I’m just wondering out of curiosity, when did you learn the <a>’s, <b>’s and <center>’s?
Most people start off teaching themselves the basics before reaching out for professional training, if at all. I was no different, starting at the tender age of twelve or thirteen using Notepad when IE6 was launching and it was supposed to be popular. I soon learned the limitations of static pages, moved onto a free web host that allowed PHP and MySQL, and haven’t left those beautiful languages since. The first thing I remember building for my friends was a very basic password protected picture gallery to share our weekend adventures in private. Mediocre grades didn’t prevent me from being able to work on my high school website as a course for a couple semesters. Using PHP to speed up math homework, and Photoshop to breeze by multimedia projects did help my marks as the years went by. By sixteen, I was designing my first commercial website, and was technically being paid to get a credit, to work from home. That’s probably the point where hobby lead to career, and so far I can’t complain.
During my one year of college for Web Design & Development, I was surprised to be the youngest in class. More surprising though, was the fact that nearly a fifth of the class was above the age of thirty-five. Perhaps it’s just odd to me because my parents are just now learning how to send a text message, but I wonder how well it worked out for them. The class didn’t teach me a whole lot I didn’t already know, but there were a few tricks in there, and a nineteen year old with a piece of paper is easier to hire than an eighteen year old without. A few months later I was hired full time to develop websites in downtown Toronto, and have been doing so ever since.

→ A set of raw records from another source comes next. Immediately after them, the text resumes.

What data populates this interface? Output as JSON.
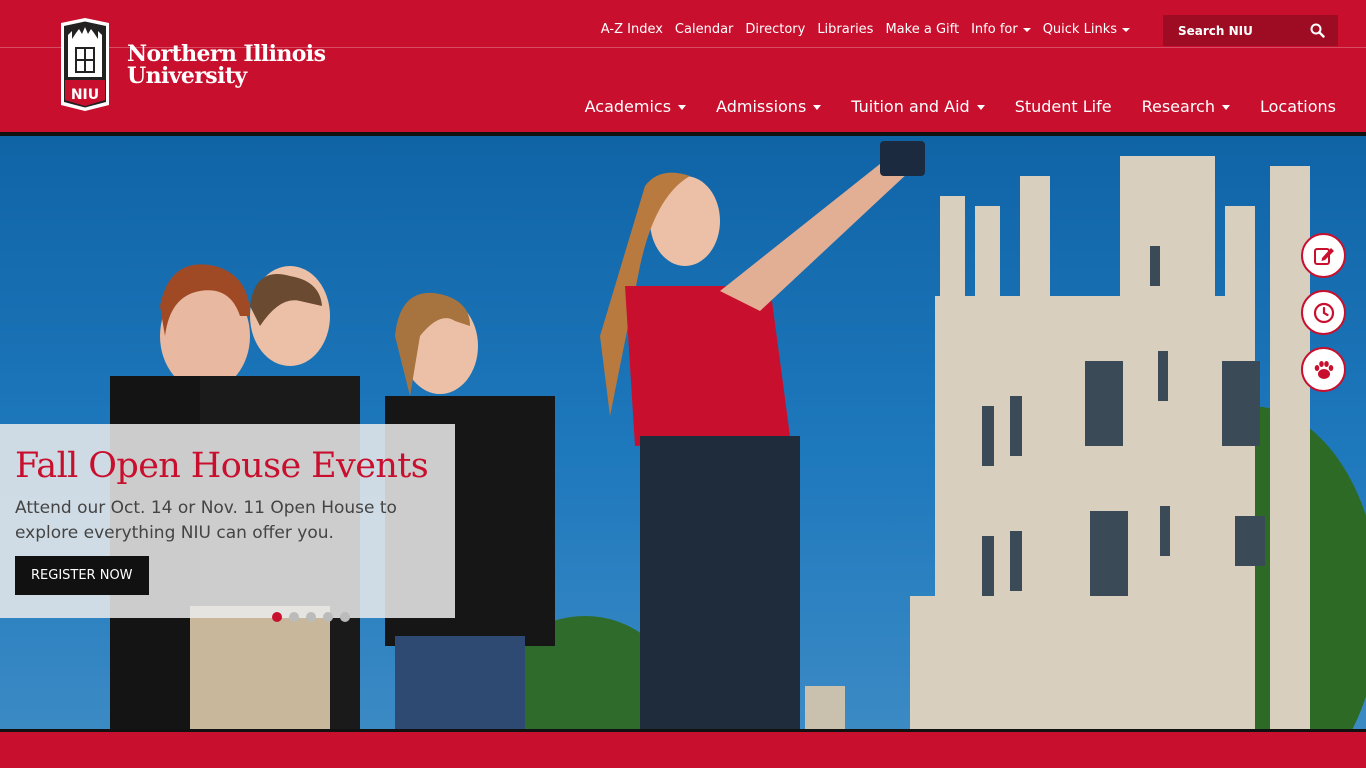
{
  "branding": {
    "shield_text": "NIU",
    "name_line1": "Northern Illinois",
    "name_line2": "University"
  },
  "utility_nav": [
    {
      "label": "A-Z Index"
    },
    {
      "label": "Calendar"
    },
    {
      "label": "Directory"
    },
    {
      "label": "Libraries"
    },
    {
      "label": "Make a Gift"
    },
    {
      "label": "Info for",
      "dropdown": true
    },
    {
      "label": "Quick Links",
      "dropdown": true
    }
  ],
  "search": {
    "label": "Search NIU"
  },
  "main_nav": [
    {
      "label": "Academics",
      "dropdown": true
    },
    {
      "label": "Admissions",
      "dropdown": true
    },
    {
      "label": "Tuition and Aid",
      "dropdown": true
    },
    {
      "label": "Student Life",
      "dropdown": false
    },
    {
      "label": "Research",
      "dropdown": true
    },
    {
      "label": "Locations",
      "dropdown": false
    }
  ],
  "hero": {
    "title": "Fall Open House Events",
    "text": "Attend our Oct. 14 or Nov. 11 Open House to explore everything NIU can offer you.",
    "button": "REGISTER NOW",
    "slides_total": 5,
    "active_slide": 1
  },
  "side_buttons": [
    {
      "icon": "edit-icon"
    },
    {
      "icon": "clock-icon"
    },
    {
      "icon": "paw-icon"
    }
  ],
  "colors": {
    "brand": "#c8102e",
    "dark_brand": "#9e0c23",
    "black": "#111111"
  }
}
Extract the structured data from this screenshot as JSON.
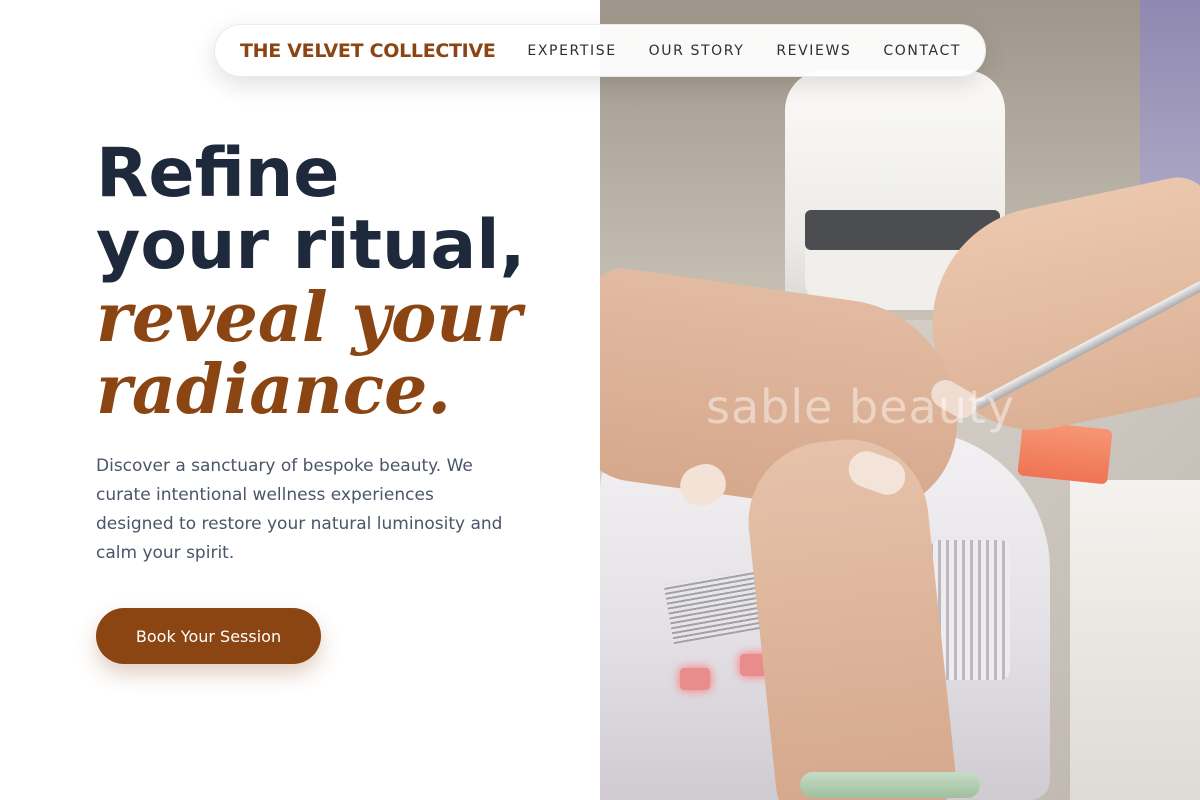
{
  "nav": {
    "brand": "THE VELVET COLLECTIVE",
    "links": [
      "EXPERTISE",
      "OUR STORY",
      "REVIEWS",
      "CONTACT"
    ]
  },
  "hero": {
    "heading_line1": "Refine",
    "heading_line2": "your ritual,",
    "heading_accent_line1": "reveal your",
    "heading_accent_line2": "radiance.",
    "description": "Discover a sanctuary of bespoke beauty. We curate intentional wellness experiences designed to restore your natural luminosity and calm your spirit.",
    "cta_label": "Book Your Session"
  },
  "photo": {
    "watermark": "sable beauty"
  },
  "colors": {
    "accent": "#8b4513",
    "heading": "#1e2a3b",
    "body_text": "#4a5568"
  },
  "icons": []
}
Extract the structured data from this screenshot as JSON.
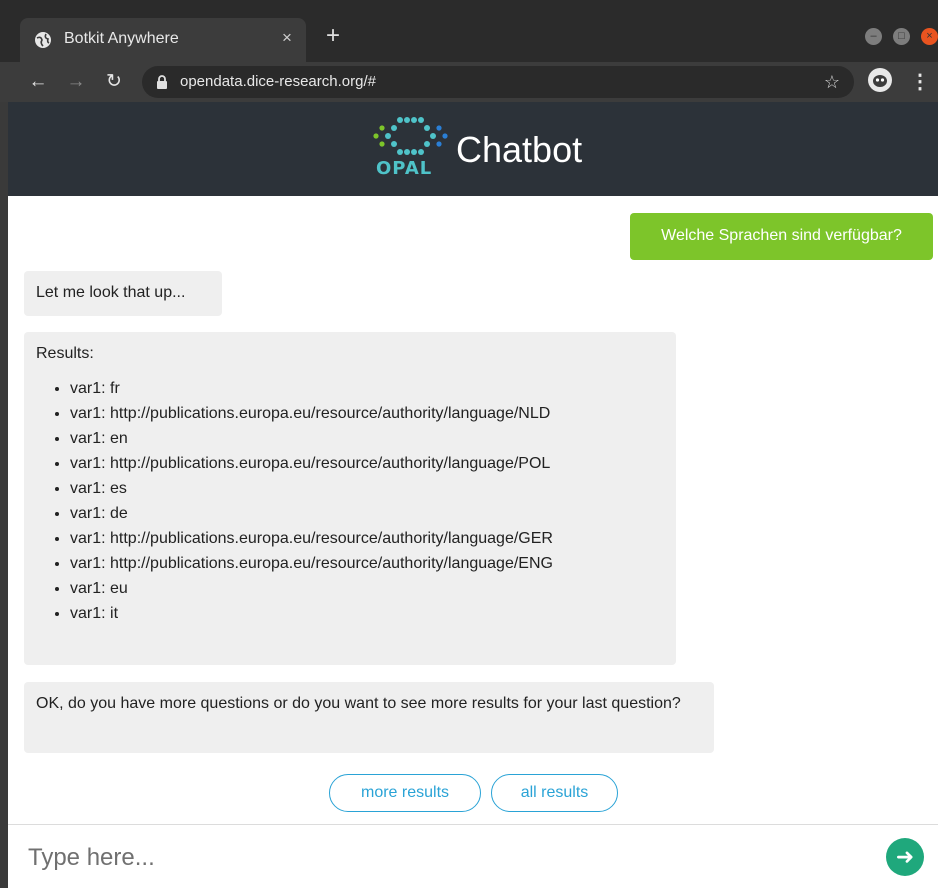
{
  "browser": {
    "tab_title": "Botkit Anywhere",
    "tab_close_glyph": "×",
    "new_tab_glyph": "+",
    "url": "opendata.dice-research.org/#",
    "icons": [
      "globe-icon",
      "close-icon",
      "plus-icon",
      "back-arrow-icon",
      "forward-arrow-icon",
      "reload-icon",
      "lock-icon",
      "star-icon",
      "profile-icon",
      "menu-icon"
    ]
  },
  "header": {
    "logo_text": "OPAL",
    "title": "Chatbot"
  },
  "conversation": {
    "user_message": "Welche Sprachen sind verfügbar?",
    "bot_1": "Let me look that up...",
    "bot_2_heading": "Results:",
    "results": [
      "var1: fr",
      "var1: http://publications.europa.eu/resource/authority/language/NLD",
      "var1: en",
      "var1: http://publications.europa.eu/resource/authority/language/POL",
      "var1: es",
      "var1: de",
      "var1: http://publications.europa.eu/resource/authority/language/GER",
      "var1: http://publications.europa.eu/resource/authority/language/ENG",
      "var1: eu",
      "var1: it"
    ],
    "bot_3": "OK, do you have more questions or do you want to see more results for your last question?"
  },
  "quick_replies": {
    "more": "more results",
    "all": "all results"
  },
  "composer": {
    "placeholder": "Type here..."
  },
  "colors": {
    "header_bg": "#2c3239",
    "user_bubble": "#7dc52a",
    "bot_bubble": "#efefef",
    "chip_accent": "#2aa3d6",
    "send_button": "#1fa87c"
  }
}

There have been plenty of discussions on whether further education is a necessity for the field, but I’m curious to know when most web designers and developers get started, and what program/language it was that sucked them in.